Top of Data for processing
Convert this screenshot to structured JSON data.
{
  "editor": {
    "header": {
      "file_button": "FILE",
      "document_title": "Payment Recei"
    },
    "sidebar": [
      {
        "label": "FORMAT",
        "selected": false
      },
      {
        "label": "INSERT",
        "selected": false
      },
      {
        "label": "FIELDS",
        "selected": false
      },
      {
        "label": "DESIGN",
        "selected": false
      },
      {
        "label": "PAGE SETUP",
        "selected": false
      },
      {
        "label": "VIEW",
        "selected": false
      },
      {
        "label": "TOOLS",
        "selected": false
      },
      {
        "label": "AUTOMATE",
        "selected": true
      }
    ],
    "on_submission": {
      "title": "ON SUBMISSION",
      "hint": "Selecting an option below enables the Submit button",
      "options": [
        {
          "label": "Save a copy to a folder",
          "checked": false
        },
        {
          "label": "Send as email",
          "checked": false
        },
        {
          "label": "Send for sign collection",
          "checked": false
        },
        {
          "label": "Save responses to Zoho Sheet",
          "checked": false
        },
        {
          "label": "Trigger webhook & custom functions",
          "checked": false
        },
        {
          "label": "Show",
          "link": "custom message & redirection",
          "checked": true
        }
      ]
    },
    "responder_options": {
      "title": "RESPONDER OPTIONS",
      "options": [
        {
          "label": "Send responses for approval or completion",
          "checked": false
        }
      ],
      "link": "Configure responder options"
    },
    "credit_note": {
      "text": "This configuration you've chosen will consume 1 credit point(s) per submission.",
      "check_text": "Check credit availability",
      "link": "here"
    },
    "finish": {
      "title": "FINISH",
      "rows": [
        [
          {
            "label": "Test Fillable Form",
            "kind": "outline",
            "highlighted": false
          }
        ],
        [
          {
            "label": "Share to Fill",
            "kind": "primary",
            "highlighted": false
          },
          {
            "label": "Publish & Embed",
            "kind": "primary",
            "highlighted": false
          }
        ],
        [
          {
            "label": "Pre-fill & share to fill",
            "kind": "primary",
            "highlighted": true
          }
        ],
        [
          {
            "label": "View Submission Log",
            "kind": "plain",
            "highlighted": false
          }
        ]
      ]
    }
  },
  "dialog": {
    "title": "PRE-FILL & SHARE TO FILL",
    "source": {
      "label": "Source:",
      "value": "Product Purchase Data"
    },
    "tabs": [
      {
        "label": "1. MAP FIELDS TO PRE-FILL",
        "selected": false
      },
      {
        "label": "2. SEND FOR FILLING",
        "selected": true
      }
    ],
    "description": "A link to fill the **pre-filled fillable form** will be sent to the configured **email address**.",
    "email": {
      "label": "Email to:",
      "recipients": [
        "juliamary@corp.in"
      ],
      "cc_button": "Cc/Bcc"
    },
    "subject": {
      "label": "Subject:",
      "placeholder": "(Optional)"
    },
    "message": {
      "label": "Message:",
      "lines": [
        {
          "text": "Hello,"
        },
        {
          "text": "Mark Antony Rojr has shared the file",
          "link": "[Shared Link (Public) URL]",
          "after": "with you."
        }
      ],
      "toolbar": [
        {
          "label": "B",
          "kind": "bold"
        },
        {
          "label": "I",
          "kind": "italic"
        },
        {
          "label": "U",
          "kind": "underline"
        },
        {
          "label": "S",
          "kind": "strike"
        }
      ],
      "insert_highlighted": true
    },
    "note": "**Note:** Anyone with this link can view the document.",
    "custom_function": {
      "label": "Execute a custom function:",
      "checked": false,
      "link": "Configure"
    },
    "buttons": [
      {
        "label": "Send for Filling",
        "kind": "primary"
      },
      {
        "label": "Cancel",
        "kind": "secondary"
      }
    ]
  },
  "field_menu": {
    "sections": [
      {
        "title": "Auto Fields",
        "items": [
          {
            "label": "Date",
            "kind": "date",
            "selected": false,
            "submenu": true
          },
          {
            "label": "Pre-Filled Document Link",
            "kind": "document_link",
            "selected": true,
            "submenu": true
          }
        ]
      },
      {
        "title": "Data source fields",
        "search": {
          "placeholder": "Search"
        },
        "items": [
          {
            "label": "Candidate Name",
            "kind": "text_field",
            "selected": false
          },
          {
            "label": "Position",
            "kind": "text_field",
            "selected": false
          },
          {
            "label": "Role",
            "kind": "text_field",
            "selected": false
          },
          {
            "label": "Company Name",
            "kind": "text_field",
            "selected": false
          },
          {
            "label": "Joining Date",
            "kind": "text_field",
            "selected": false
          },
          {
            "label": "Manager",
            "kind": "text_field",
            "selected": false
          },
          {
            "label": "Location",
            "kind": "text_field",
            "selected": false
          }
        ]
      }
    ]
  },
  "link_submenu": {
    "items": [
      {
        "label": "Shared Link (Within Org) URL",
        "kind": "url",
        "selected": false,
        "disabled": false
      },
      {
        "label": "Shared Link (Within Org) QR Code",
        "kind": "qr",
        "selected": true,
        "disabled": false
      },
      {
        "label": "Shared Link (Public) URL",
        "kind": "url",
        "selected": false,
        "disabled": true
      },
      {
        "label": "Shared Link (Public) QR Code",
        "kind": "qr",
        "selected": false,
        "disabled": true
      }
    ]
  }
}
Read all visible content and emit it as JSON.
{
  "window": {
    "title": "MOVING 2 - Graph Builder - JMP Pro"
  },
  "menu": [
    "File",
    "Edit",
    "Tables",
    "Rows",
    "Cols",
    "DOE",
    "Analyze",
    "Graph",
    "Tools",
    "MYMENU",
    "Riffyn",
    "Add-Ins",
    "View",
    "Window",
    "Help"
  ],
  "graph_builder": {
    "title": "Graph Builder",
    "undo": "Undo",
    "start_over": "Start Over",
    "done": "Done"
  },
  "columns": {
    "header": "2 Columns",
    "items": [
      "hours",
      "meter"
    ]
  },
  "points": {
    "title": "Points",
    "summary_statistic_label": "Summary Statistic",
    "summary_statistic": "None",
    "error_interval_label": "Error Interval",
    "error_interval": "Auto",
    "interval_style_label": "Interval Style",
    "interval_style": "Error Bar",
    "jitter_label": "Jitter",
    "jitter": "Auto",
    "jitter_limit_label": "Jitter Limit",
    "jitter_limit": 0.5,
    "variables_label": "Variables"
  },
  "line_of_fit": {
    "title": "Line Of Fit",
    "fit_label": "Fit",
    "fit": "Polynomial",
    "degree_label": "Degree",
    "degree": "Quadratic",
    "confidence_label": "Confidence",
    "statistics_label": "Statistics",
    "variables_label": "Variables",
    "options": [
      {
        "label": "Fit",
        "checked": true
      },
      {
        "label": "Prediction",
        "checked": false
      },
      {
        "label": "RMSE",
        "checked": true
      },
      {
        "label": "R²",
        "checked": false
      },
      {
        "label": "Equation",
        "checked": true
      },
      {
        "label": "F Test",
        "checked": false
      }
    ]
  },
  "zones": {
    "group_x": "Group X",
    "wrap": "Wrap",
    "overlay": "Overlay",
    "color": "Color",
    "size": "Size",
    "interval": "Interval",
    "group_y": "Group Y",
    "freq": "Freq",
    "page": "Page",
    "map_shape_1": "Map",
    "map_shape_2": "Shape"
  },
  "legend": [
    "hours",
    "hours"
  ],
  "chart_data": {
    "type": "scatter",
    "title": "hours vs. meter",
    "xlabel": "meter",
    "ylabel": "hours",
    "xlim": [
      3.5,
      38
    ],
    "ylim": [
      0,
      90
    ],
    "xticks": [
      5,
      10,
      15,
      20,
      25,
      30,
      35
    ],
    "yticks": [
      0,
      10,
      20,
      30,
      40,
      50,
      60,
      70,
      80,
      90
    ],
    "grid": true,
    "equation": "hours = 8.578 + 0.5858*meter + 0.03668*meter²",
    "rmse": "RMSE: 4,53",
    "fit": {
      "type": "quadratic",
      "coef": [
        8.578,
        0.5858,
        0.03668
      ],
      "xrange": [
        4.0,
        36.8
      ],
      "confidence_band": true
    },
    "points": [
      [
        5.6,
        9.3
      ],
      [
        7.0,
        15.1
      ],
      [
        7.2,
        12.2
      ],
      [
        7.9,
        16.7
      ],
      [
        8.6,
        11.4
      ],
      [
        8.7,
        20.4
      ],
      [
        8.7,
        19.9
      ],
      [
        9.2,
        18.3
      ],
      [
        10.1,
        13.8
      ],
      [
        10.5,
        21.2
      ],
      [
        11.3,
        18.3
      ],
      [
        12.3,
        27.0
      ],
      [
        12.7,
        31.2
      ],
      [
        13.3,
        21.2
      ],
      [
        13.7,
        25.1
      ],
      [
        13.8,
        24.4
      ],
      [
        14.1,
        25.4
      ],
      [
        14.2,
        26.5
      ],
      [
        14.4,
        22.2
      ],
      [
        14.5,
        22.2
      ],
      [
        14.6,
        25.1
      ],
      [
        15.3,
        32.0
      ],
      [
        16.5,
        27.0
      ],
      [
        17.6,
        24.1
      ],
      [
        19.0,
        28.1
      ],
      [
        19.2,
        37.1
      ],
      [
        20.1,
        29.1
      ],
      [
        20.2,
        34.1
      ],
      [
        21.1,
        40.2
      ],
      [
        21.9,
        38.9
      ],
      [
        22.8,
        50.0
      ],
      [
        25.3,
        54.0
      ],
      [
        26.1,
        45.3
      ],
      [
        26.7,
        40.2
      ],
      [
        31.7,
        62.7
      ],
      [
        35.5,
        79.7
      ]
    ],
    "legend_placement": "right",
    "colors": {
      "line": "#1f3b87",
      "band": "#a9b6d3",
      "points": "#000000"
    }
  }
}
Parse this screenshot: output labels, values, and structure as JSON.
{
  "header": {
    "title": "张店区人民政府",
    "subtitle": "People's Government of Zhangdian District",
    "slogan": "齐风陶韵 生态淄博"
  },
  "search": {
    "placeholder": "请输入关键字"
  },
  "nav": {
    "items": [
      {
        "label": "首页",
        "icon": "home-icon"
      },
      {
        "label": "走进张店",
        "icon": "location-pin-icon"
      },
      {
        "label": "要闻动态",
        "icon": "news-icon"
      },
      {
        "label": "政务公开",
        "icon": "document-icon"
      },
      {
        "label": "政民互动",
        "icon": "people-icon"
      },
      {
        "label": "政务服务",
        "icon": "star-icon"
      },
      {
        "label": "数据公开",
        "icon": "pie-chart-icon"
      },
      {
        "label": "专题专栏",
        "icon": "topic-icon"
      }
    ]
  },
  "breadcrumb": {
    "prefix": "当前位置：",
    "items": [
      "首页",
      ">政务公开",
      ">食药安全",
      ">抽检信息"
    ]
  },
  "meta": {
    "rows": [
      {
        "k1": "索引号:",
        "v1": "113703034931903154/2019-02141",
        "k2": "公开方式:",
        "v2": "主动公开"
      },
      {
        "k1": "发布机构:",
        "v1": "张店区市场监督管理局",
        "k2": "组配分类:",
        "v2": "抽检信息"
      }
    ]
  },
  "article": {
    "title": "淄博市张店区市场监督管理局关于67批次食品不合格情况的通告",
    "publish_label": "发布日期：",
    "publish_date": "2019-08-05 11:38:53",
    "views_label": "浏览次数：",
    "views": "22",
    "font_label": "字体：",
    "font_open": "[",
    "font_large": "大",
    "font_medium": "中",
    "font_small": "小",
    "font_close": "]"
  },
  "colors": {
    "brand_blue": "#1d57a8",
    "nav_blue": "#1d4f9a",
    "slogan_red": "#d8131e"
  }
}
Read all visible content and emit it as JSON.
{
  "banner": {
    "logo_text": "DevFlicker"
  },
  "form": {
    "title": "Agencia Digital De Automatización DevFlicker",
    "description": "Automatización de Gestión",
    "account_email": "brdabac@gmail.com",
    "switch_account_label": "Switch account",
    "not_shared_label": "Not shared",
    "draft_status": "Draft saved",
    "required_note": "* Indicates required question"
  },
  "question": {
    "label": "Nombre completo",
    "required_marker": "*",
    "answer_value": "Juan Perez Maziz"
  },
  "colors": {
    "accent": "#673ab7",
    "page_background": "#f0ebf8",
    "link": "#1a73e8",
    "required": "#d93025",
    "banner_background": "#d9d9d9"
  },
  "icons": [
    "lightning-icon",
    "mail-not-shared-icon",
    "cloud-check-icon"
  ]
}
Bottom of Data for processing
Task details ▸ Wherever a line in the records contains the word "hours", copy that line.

Answer to this exercise ▸
      "hours",
    "hours",
    "hours"
    "title": "hours vs. meter",
    "ylabel": "hours",
    "equation": "hours = 8.578 + 0.5858*meter + 0.03668*meter²",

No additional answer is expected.